Nearby the market, we visited the Forte do Castelo, a fortress built by the Portuguese in the 17th century. It is located on the edge of the river and served to protect the new colonies against attacks by Holland and France. On the site of the fort was a small museum showcasing many of the artifacts uncovered from within the walls of the fort, including pottery, utensils, tools, coins and canons.
Across the street from the fort stands the Basilica of Our Lady of Nazareth, which is an elaborate copy of St. Paul’s Basilica of Our Lady of Nazareth in Rome. Built during the rubber boom at the beginning of the 20th century, this church is a fine example of beauty and architecture with a central nave, stained glass windows and a lovely altar. The church has been beautifully maintained and is in extraordinary condition inside.
Our next stop was the Sao Jose Liberto former jail, now a handicraft market, and the Jeweler Polo Gems Museum displaying more than 4,000 pieces of diamonds, quartz, crystals and amethysts. This once overcrowded jail holding more than 40 people per cell was closed and the population relocated to a larger jail. The building was then completely renovated and turned into a beautiful museum with gorgeous outdoor courtyard, performance hall and handicraft market.

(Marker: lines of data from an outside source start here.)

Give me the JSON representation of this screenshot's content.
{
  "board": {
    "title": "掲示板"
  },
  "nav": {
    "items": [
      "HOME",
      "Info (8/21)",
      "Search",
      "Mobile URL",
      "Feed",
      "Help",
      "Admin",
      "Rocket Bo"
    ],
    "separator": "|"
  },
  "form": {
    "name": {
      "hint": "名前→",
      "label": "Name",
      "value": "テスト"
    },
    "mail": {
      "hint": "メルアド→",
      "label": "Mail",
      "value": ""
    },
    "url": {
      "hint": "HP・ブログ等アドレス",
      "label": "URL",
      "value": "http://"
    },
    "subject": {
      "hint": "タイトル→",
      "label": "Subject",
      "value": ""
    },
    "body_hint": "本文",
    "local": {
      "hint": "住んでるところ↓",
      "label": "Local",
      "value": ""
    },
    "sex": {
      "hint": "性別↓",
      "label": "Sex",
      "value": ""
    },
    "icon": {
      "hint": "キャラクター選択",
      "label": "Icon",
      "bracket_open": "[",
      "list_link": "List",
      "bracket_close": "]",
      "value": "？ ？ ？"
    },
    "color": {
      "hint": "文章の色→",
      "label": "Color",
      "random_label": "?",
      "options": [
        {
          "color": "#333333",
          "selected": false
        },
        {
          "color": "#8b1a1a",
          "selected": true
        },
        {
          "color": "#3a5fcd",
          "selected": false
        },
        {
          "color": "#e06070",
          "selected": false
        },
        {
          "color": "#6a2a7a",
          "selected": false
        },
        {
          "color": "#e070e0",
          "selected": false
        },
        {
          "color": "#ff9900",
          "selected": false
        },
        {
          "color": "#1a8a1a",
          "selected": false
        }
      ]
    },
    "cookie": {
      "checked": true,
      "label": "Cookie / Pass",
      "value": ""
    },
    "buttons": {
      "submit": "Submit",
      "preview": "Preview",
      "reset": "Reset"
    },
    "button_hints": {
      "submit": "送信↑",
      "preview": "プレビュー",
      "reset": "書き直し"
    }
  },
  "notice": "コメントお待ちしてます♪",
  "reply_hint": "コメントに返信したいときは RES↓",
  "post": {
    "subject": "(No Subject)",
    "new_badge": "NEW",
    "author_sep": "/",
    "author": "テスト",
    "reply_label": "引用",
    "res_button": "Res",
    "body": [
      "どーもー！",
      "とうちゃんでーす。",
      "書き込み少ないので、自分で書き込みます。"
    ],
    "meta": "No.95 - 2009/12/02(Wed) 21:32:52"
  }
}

Our last stop was the Da Paz Theater, considered to be one of the prettiest in Brazil. It was built in the neo-classical style and was opened in 1878. Beautifully maintained, the theater is reminiscent of something you would find in Europe. The lobby was decorated with hand-painted walls imitating wallpapers of Europe and the entry floors were beautifully tiled with original mosaics. The theater built in a horseshoe shape with four stories of balconies and box seats facing a large stage with red velvet curtains. The ceiling was exquisitely hand painted, the floors throughout the theater were done in a light and dark wood parquet, and the seating was all made of cane. Upstairs on the second floor we saw a stunning ballroom used for dancing. Around the perimeter of the ballroom a second floor narrow balcony with wrought iron railing was reserved for the servants of those attending the ball. The help was kept accessible in case they were needed but they were not allowed to mingle with the guests. The seating capacity of the theater was about 882.
During the late 1800’s and early 1900’s, Belem was a thriving community, prosperous because of the burgeoning rubber industry. Much of the city’s architecture during that period was copied from French examples. Unfortunately many of these gorgeous old buildings have not been maintained and today they are covered in mildew from the heavy rains and many have not been painted in years. Many of the main city streets are lined with three story row homes-style buildings with elaborately ornate window trims and architectural details. Hopefully one day the city will be in a position to restore many of these buildings and bring back some of the prosperity of the past.
Belem is located very near the equator so the weather is very warm and humid. Most everyday of the year, it rains for all or a part of the day. It had rained all day yesterday, but today we lucked out and it did not shower until late afternoon when we were back onboard and sailing for Devil’s Island.
The entertainment on this night was a second performance by the very talented Marionette artist Phillip Huber. He brought to the stage a whole new collection of nine more puppets including an opera singer, a contortionist and an Asian warrior who performed the face changing dance, before changing into a dancing dragon. It was fascinating and entertaining.